BRIEF | Set down the material exactly, keeping every line whole.

==========

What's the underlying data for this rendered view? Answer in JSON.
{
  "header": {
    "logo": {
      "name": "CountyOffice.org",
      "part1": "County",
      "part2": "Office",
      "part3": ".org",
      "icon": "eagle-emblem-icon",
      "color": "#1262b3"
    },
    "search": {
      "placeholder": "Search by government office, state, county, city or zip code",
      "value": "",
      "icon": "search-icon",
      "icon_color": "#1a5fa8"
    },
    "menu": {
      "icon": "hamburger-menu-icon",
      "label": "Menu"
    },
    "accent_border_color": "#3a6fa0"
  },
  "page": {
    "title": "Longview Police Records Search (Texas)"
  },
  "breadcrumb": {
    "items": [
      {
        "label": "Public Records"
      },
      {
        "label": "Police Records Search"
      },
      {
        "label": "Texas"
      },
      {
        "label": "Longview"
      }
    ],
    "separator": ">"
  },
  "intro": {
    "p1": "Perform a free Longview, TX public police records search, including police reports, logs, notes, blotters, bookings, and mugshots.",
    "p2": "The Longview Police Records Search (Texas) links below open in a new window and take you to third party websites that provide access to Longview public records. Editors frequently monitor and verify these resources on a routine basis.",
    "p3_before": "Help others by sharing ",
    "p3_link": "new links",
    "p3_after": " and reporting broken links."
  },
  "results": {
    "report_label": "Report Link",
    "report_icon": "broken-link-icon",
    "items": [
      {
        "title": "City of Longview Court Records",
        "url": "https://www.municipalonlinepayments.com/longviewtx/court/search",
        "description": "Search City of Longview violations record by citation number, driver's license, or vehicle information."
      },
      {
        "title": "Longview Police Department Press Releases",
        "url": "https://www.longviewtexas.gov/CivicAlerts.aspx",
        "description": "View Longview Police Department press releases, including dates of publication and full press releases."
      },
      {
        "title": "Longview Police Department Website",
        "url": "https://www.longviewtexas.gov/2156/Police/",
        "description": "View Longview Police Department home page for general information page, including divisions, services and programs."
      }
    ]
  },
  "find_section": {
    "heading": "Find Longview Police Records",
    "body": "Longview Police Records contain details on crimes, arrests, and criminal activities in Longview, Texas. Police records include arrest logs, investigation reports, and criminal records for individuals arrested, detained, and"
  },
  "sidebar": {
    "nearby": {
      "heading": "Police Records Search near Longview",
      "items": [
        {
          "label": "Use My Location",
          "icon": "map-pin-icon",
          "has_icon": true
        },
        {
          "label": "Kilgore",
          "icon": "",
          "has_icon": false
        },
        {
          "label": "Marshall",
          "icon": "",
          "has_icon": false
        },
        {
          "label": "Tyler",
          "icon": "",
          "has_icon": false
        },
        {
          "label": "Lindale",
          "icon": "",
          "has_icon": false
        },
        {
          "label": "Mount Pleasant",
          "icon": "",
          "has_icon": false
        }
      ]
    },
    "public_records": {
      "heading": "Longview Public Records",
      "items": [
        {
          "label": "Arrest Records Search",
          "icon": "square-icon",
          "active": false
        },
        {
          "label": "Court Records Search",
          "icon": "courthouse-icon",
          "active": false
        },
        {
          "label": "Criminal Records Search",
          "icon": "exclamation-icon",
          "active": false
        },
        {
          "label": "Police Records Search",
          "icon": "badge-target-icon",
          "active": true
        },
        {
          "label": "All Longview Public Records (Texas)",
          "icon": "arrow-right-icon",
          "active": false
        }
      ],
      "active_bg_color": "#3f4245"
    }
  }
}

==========

REPLY TO THE EXERCISE |
What's the underlying data for this rendered view? Answer in JSON.
{
  "header": {
    "logo": {
      "name": "CountyOffice.org",
      "part1": "County",
      "part2": "Office",
      "part3": ".org",
      "icon": "eagle-emblem-icon",
      "color": "#1262b3"
    },
    "search": {
      "placeholder": "Search by government office, state, county, city or zip code",
      "value": "",
      "icon": "search-icon",
      "icon_color": "#1a5fa8"
    },
    "menu": {
      "icon": "hamburger-menu-icon",
      "label": "Menu"
    },
    "accent_border_color": "#3a6fa0"
  },
  "page": {
    "title": "Longview Police Records Search (Texas)"
  },
  "breadcrumb": {
    "items": [
      {
        "label": "Public Records"
      },
      {
        "label": "Police Records Search"
      },
      {
        "label": "Texas"
      },
      {
        "label": "Longview"
      }
    ],
    "separator": ">"
  },
  "intro": {
    "p1": "Perform a free Longview, TX public police records search, including police reports, logs, notes, blotters, bookings, and mugshots.",
    "p2": "The Longview Police Records Search (Texas) links below open in a new window and take you to third party websites that provide access to Longview public records. Editors frequently monitor and verify these resources on a routine basis.",
    "p3_before": "Help others by sharing ",
    "p3_link": "new links",
    "p3_after": " and reporting broken links."
  },
  "results": {
    "report_label": "Report Link",
    "report_icon": "broken-link-icon",
    "items": [
      {
        "title": "City of Longview Court Records",
        "url": "https://www.municipalonlinepayments.com/longviewtx/court/search",
        "description": "Search City of Longview violations record by citation number, driver's license, or vehicle information."
      },
      {
        "title": "Longview Police Department Press Releases",
        "url": "https://www.longviewtexas.gov/CivicAlerts.aspx",
        "description": "View Longview Police Department press releases, including dates of publication and full press releases."
      },
      {
        "title": "Longview Police Department Website",
        "url": "https://www.longviewtexas.gov/2156/Police/",
        "description": "View Longview Police Department home page for general information page, including divisions, services and programs."
      }
    ]
  },
  "find_section": {
    "heading": "Find Longview Police Records",
    "body": "Longview Police Records contain details on crimes, arrests, and criminal activities in Longview, Texas. Police records include arrest logs, investigation reports, and criminal records for individuals arrested, detained, and"
  },
  "sidebar": {
    "nearby": {
      "heading": "Police Records Search near Longview",
      "items": [
        {
          "label": "Use My Location",
          "icon": "map-pin-icon",
          "has_icon": true
        },
        {
          "label": "Kilgore",
          "icon": "",
          "has_icon": false
        },
        {
          "label": "Marshall",
          "icon": "",
          "has_icon": false
        },
        {
          "label": "Tyler",
          "icon": "",
          "has_icon": false
        },
        {
          "label": "Lindale",
          "icon": "",
          "has_icon": false
        },
        {
          "label": "Mount Pleasant",
          "icon": "",
          "has_icon": false
        }
      ]
    },
    "public_records": {
      "heading": "Longview Public Records",
      "items": [
        {
          "label": "Arrest Records Search",
          "icon": "square-icon",
          "active": false
        },
        {
          "label": "Court Records Search",
          "icon": "courthouse-icon",
          "active": false
        },
        {
          "label": "Criminal Records Search",
          "icon": "exclamation-icon",
          "active": false
        },
        {
          "label": "Police Records Search",
          "icon": "badge-target-icon",
          "active": true
        },
        {
          "label": "All Longview Public Records (Texas)",
          "icon": "arrow-right-icon",
          "active": false
        }
      ],
      "active_bg_color": "#3f4245"
    }
  }
}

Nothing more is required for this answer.